All of the entries below are to be repeated word for word.

Items listed in a dataset:
■ ■ ■

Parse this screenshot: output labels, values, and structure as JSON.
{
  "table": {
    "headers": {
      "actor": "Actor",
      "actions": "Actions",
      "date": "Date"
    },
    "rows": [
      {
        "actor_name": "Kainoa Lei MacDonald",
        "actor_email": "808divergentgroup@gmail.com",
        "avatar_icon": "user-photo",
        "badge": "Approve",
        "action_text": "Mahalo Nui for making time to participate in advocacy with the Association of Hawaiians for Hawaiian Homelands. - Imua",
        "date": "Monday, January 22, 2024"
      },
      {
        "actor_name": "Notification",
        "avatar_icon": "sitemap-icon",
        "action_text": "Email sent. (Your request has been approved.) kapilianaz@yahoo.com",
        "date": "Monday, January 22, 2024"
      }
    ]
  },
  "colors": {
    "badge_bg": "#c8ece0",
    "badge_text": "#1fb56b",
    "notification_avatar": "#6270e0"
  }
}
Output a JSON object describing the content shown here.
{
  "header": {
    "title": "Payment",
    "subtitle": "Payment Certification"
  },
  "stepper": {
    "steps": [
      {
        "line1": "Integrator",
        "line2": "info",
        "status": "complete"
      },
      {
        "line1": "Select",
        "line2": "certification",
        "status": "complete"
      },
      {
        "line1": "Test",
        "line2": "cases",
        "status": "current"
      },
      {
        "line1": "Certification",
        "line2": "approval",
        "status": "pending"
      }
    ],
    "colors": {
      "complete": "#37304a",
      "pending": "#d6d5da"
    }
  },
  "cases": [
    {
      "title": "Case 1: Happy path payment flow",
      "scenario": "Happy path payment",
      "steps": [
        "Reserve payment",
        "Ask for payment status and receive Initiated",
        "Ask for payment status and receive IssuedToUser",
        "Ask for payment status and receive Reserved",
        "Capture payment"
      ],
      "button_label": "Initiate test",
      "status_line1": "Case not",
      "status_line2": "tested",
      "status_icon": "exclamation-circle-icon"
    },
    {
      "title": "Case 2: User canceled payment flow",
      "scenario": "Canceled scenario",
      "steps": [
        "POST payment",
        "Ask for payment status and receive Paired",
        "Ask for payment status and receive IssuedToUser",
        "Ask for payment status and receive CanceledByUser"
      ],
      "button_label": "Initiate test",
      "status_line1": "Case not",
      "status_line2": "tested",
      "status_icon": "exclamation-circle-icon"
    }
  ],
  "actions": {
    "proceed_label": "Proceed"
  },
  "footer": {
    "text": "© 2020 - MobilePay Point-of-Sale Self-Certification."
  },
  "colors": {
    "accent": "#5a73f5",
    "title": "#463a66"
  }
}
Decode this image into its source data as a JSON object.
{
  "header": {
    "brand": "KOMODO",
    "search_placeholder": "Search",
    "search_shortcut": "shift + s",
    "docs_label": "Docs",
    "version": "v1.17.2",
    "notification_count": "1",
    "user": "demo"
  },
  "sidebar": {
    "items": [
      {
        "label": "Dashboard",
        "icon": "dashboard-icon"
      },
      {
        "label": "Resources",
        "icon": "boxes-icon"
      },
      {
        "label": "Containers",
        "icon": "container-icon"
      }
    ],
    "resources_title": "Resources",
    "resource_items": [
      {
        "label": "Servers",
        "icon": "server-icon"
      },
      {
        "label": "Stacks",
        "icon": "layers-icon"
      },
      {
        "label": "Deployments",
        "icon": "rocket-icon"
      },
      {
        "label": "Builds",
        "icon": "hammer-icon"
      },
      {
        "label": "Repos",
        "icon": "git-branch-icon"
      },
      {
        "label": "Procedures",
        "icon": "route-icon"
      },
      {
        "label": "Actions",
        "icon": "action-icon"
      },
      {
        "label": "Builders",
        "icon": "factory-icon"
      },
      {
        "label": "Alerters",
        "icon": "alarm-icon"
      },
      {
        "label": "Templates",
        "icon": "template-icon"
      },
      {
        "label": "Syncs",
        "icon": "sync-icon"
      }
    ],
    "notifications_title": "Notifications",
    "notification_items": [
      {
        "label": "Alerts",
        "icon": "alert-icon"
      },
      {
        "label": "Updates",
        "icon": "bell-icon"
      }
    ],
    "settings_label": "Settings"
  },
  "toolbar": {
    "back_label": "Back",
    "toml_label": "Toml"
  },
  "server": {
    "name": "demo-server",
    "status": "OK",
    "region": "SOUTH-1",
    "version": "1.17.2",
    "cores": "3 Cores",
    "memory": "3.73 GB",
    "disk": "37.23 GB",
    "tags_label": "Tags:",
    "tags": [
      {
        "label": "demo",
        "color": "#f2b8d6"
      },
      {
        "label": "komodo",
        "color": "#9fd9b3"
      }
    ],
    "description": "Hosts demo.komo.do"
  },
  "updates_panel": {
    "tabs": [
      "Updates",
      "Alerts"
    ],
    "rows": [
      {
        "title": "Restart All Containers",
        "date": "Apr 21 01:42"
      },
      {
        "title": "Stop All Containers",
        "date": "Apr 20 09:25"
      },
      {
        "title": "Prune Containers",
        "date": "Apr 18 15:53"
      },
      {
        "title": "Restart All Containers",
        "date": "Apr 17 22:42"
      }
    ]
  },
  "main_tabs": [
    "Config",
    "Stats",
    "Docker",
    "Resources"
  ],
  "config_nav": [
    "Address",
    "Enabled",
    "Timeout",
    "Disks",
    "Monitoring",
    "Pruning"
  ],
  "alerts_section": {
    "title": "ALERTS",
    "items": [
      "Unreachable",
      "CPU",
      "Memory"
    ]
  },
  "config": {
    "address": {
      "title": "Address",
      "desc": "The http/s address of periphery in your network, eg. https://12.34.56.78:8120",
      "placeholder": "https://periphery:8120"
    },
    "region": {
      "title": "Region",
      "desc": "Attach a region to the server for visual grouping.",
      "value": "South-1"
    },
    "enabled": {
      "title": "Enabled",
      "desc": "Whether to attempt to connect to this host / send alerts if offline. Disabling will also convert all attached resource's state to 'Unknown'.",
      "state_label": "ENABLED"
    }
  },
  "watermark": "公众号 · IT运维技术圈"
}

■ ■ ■

■ **Exercise answer**:
Parse this screenshot: output labels, values, and structure as JSON.
{
  "table": {
    "headers": {
      "actor": "Actor",
      "actions": "Actions",
      "date": "Date"
    },
    "rows": [
      {
        "actor_name": "Kainoa Lei MacDonald",
        "actor_email": "808divergentgroup@gmail.com",
        "avatar_icon": "user-photo",
        "badge": "Approve",
        "action_text": "Mahalo Nui for making time to participate in advocacy with the Association of Hawaiians for Hawaiian Homelands. - Imua",
        "date": "Monday, January 22, 2024"
      },
      {
        "actor_name": "Notification",
        "avatar_icon": "sitemap-icon",
        "action_text": "Email sent. (Your request has been approved.) kapilianaz@yahoo.com",
        "date": "Monday, January 22, 2024"
      }
    ]
  },
  "colors": {
    "badge_bg": "#c8ece0",
    "badge_text": "#1fb56b",
    "notification_avatar": "#6270e0"
  }
}
Output a JSON object describing the content shown here.
{
  "header": {
    "title": "Payment",
    "subtitle": "Payment Certification"
  },
  "stepper": {
    "steps": [
      {
        "line1": "Integrator",
        "line2": "info",
        "status": "complete"
      },
      {
        "line1": "Select",
        "line2": "certification",
        "status": "complete"
      },
      {
        "line1": "Test",
        "line2": "cases",
        "status": "current"
      },
      {
        "line1": "Certification",
        "line2": "approval",
        "status": "pending"
      }
    ],
    "colors": {
      "complete": "#37304a",
      "pending": "#d6d5da"
    }
  },
  "cases": [
    {
      "title": "Case 1: Happy path payment flow",
      "scenario": "Happy path payment",
      "steps": [
        "Reserve payment",
        "Ask for payment status and receive Initiated",
        "Ask for payment status and receive IssuedToUser",
        "Ask for payment status and receive Reserved",
        "Capture payment"
      ],
      "button_label": "Initiate test",
      "status_line1": "Case not",
      "status_line2": "tested",
      "status_icon": "exclamation-circle-icon"
    },
    {
      "title": "Case 2: User canceled payment flow",
      "scenario": "Canceled scenario",
      "steps": [
        "POST payment",
        "Ask for payment status and receive Paired",
        "Ask for payment status and receive IssuedToUser",
        "Ask for payment status and receive CanceledByUser"
      ],
      "button_label": "Initiate test",
      "status_line1": "Case not",
      "status_line2": "tested",
      "status_icon": "exclamation-circle-icon"
    }
  ],
  "actions": {
    "proceed_label": "Proceed"
  },
  "footer": {
    "text": "© 2020 - MobilePay Point-of-Sale Self-Certification."
  },
  "colors": {
    "accent": "#5a73f5",
    "title": "#463a66"
  }
}
Decode this image into its source data as a JSON object.
{
  "header": {
    "brand": "KOMODO",
    "search_placeholder": "Search",
    "search_shortcut": "shift + s",
    "docs_label": "Docs",
    "version": "v1.17.2",
    "notification_count": "1",
    "user": "demo"
  },
  "sidebar": {
    "items": [
      {
        "label": "Dashboard",
        "icon": "dashboard-icon"
      },
      {
        "label": "Resources",
        "icon": "boxes-icon"
      },
      {
        "label": "Containers",
        "icon": "container-icon"
      }
    ],
    "resources_title": "Resources",
    "resource_items": [
      {
        "label": "Servers",
        "icon": "server-icon"
      },
      {
        "label": "Stacks",
        "icon": "layers-icon"
      },
      {
        "label": "Deployments",
        "icon": "rocket-icon"
      },
      {
        "label": "Builds",
        "icon": "hammer-icon"
      },
      {
        "label": "Repos",
        "icon": "git-branch-icon"
      },
      {
        "label": "Procedures",
        "icon": "route-icon"
      },
      {
        "label": "Actions",
        "icon": "action-icon"
      },
      {
        "label": "Builders",
        "icon": "factory-icon"
      },
      {
        "label": "Alerters",
        "icon": "alarm-icon"
      },
      {
        "label": "Templates",
        "icon": "template-icon"
      },
      {
        "label": "Syncs",
        "icon": "sync-icon"
      }
    ],
    "notifications_title": "Notifications",
    "notification_items": [
      {
        "label": "Alerts",
        "icon": "alert-icon"
      },
      {
        "label": "Updates",
        "icon": "bell-icon"
      }
    ],
    "settings_label": "Settings"
  },
  "toolbar": {
    "back_label": "Back",
    "toml_label": "Toml"
  },
  "server": {
    "name": "demo-server",
    "status": "OK",
    "region": "SOUTH-1",
    "version": "1.17.2",
    "cores": "3 Cores",
    "memory": "3.73 GB",
    "disk": "37.23 GB",
    "tags_label": "Tags:",
    "tags": [
      {
        "label": "demo",
        "color": "#f2b8d6"
      },
      {
        "label": "komodo",
        "color": "#9fd9b3"
      }
    ],
    "description": "Hosts demo.komo.do"
  },
  "updates_panel": {
    "tabs": [
      "Updates",
      "Alerts"
    ],
    "rows": [
      {
        "title": "Restart All Containers",
        "date": "Apr 21 01:42"
      },
      {
        "title": "Stop All Containers",
        "date": "Apr 20 09:25"
      },
      {
        "title": "Prune Containers",
        "date": "Apr 18 15:53"
      },
      {
        "title": "Restart All Containers",
        "date": "Apr 17 22:42"
      }
    ]
  },
  "main_tabs": [
    "Config",
    "Stats",
    "Docker",
    "Resources"
  ],
  "config_nav": [
    "Address",
    "Enabled",
    "Timeout",
    "Disks",
    "Monitoring",
    "Pruning"
  ],
  "alerts_section": {
    "title": "ALERTS",
    "items": [
      "Unreachable",
      "CPU",
      "Memory"
    ]
  },
  "config": {
    "address": {
      "title": "Address",
      "desc": "The http/s address of periphery in your network, eg. https://12.34.56.78:8120",
      "placeholder": "https://periphery:8120"
    },
    "region": {
      "title": "Region",
      "desc": "Attach a region to the server for visual grouping.",
      "value": "South-1"
    },
    "enabled": {
      "title": "Enabled",
      "desc": "Whether to attempt to connect to this host / send alerts if offline. Disabling will also convert all attached resource's state to 'Unknown'.",
      "state_label": "ENABLED"
    }
  },
  "watermark": "公众号 · IT运维技术圈"
}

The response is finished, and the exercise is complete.